Now, (Gilead here again) that might strike you as being really pretty accurate. After all, scaled up to a human being, the relative weight difference is akin to Matt shaving off a third of an eyebrow (or a sixth of a monobrow, for those keeping score). For the sadists amongst you, imagine throwing a toddler off the Empire State Building.
But even this incredible accuracy is just not good enough. The current requirements for an SI unit prototype include accuracy to 8 decimal places, which means the Grand K just won’t cut it.
Scientists have been working on a replacement definition for years, and it now looks as though we may be just a few years away from chucking the whole platinum-iridium business altogether. There are two major techniques currently hoping to score the kill shot:
The Silicon Ball. As this great clip from Veritasium demonstrates, this is an almost perfect sphere of silicon atoms whose volume can be very accurately determined. By relating this volume to the dimensions of an individual silicon atom, Avogadro’s constant can be used to obtain an accurate value for the mass of the whole.
The Watt balance. An incredibly sophisticated piece of equipment, the Watt balance acts like an old-fashioned apothecary’s scale, balancing the downward force of the object’s weight with the upward force of the magnetic field generated by an electrical current. With a sufficiently accurate measurement of electrical current, the exact definition of the kilogram can be indirectly obtained.
Some of the leading research in these two areas is being carried out at NPL, the UK’s National Physical Laboratory in Teddington, just outside London. Recent breakthroughs lead them to believe this may well be the kilogram’s last major birthday.

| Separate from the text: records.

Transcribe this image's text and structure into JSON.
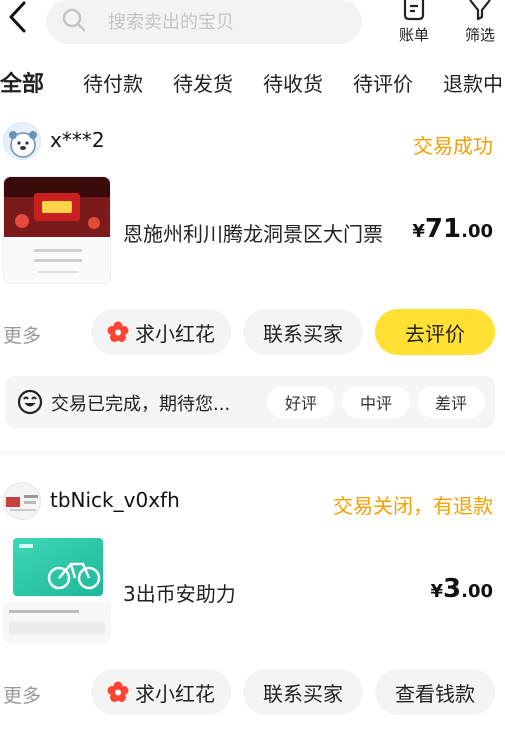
{
  "search": {
    "placeholder": "搜索卖出的宝贝"
  },
  "tools": {
    "bill_label": "账单",
    "filter_label": "筛选"
  },
  "tabs": [
    {
      "label": "全部"
    },
    {
      "label": "待付款"
    },
    {
      "label": "待发货"
    },
    {
      "label": "待收货"
    },
    {
      "label": "待评价"
    },
    {
      "label": "退款中"
    }
  ],
  "orders": [
    {
      "buyer": "x***2",
      "status": "交易成功",
      "title": "恩施州利川腾龙洞景区大门票",
      "price": {
        "currency": "¥",
        "integer": "71",
        "decimal": ".00"
      },
      "more_label": "更多",
      "buttons": {
        "flower": "求小红花",
        "contact": "联系买家",
        "action": "去评价"
      },
      "review": {
        "text": "交易已完成，期待您...",
        "good": "好评",
        "neutral": "中评",
        "bad": "差评"
      }
    },
    {
      "buyer": "tbNick_v0xfh",
      "status": "交易关闭，有退款",
      "title": "3出币安助力",
      "price": {
        "currency": "¥",
        "integer": "3",
        "decimal": ".00"
      },
      "more_label": "更多",
      "buttons": {
        "flower": "求小红花",
        "contact": "联系买家",
        "action": "查看钱款"
      }
    }
  ],
  "colors": {
    "accent_yellow": "#ffe033",
    "status_orange": "#f5a000",
    "flower_red": "#ff4433"
  }
}
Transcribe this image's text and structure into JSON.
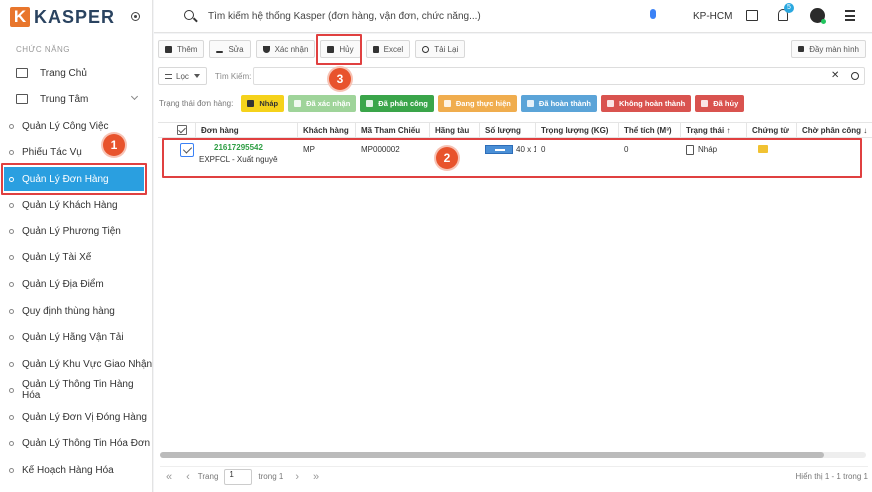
{
  "brand": {
    "logo_letter": "K",
    "name": "KASPER"
  },
  "sidebar": {
    "section_label": "CHỨC NĂNG",
    "top_items": [
      {
        "label": "Trang Chủ",
        "icon": "monitor-icon"
      },
      {
        "label": "Trung Tâm",
        "icon": "download-monitor-icon"
      }
    ],
    "items": [
      {
        "label": "Quản Lý Công Việc"
      },
      {
        "label": "Phiếu Tác Vụ"
      },
      {
        "label": "Quản Lý Đơn Hàng",
        "active": true
      },
      {
        "label": "Quản Lý Khách Hàng"
      },
      {
        "label": "Quản Lý Phương Tiện"
      },
      {
        "label": "Quản Lý Tài Xế"
      },
      {
        "label": "Quản Lý Địa Điểm"
      },
      {
        "label": "Quy định thùng hàng"
      },
      {
        "label": "Quản Lý Hãng Vận Tải"
      },
      {
        "label": "Quản Lý Khu Vực Giao Nhận"
      },
      {
        "label": "Quản Lý Thông Tin Hàng Hóa"
      },
      {
        "label": "Quản Lý Đơn Vị Đóng Hàng"
      },
      {
        "label": "Quản Lý Thông Tin Hóa Đơn"
      },
      {
        "label": "Kế Hoạch Hàng Hóa"
      }
    ]
  },
  "topbar": {
    "search_placeholder": "Tìm kiếm hệ thống Kasper (đơn hàng, vận đơn, chức năng...)",
    "region": "KP-HCM",
    "notification_count": "5"
  },
  "toolbar": {
    "buttons": [
      {
        "label": "Thêm",
        "icon": "plus-icon"
      },
      {
        "label": "Sửa",
        "icon": "pen-icon"
      },
      {
        "label": "Xác nhận",
        "icon": "shield-check-icon"
      },
      {
        "label": "Hủy",
        "icon": "cancel-icon"
      },
      {
        "label": "Excel",
        "icon": "download-icon"
      },
      {
        "label": "Tải Lại",
        "icon": "refresh-icon"
      }
    ],
    "fit_screen_label": "Đầy màn hình"
  },
  "filter": {
    "filter_label": "Lọc",
    "search_label": "Tìm Kiếm:",
    "search_value": ""
  },
  "status_filter": {
    "label": "Trạng thái đơn hàng:",
    "chips": [
      {
        "label": "Nháp",
        "color": "#f5d21b",
        "text_color": "#333333"
      },
      {
        "label": "Đã xác nhận",
        "color": "#9fd49a",
        "text_color": "#ffffff"
      },
      {
        "label": "Đã phân công",
        "color": "#3aa54a",
        "text_color": "#ffffff"
      },
      {
        "label": "Đang thực hiện",
        "color": "#f0ad4e",
        "text_color": "#ffffff"
      },
      {
        "label": "Đã hoàn thành",
        "color": "#5ba4d8",
        "text_color": "#ffffff"
      },
      {
        "label": "Không hoàn thành",
        "color": "#d9534f",
        "text_color": "#ffffff"
      },
      {
        "label": "Đã hủy",
        "color": "#d9534f",
        "text_color": "#ffffff"
      }
    ]
  },
  "table": {
    "columns": [
      "Đơn hàng",
      "Khách hàng",
      "Mã Tham Chiếu",
      "Hãng tàu",
      "Số lượng",
      "Trọng lượng (KG)",
      "Thể tích (M³)",
      "Trạng thái ↑",
      "Chứng từ",
      "Chờ phân công ↓"
    ],
    "rows": [
      {
        "order_code": "21617295542",
        "order_desc": "EXPFCL - Xuất nguyên cont",
        "customer": "MP",
        "reference": "MP000002",
        "carrier": "",
        "quantity": "40 x 1",
        "weight": "0",
        "volume": "0",
        "status": "Nháp",
        "documents": "",
        "pending": ""
      }
    ]
  },
  "pager": {
    "page_label": "Trang",
    "page_value": "1",
    "of_label": "trong 1",
    "info": "Hiển thị 1 - 1 trong 1"
  },
  "annotations": [
    "1",
    "2",
    "3"
  ],
  "accent_color": "#2a9fe0",
  "annotation_color": "#e04040"
}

If they are right, it would at least provide long-lived couples of the future with an appropriate name for their 125th year together – the platinum-iridium anniversary.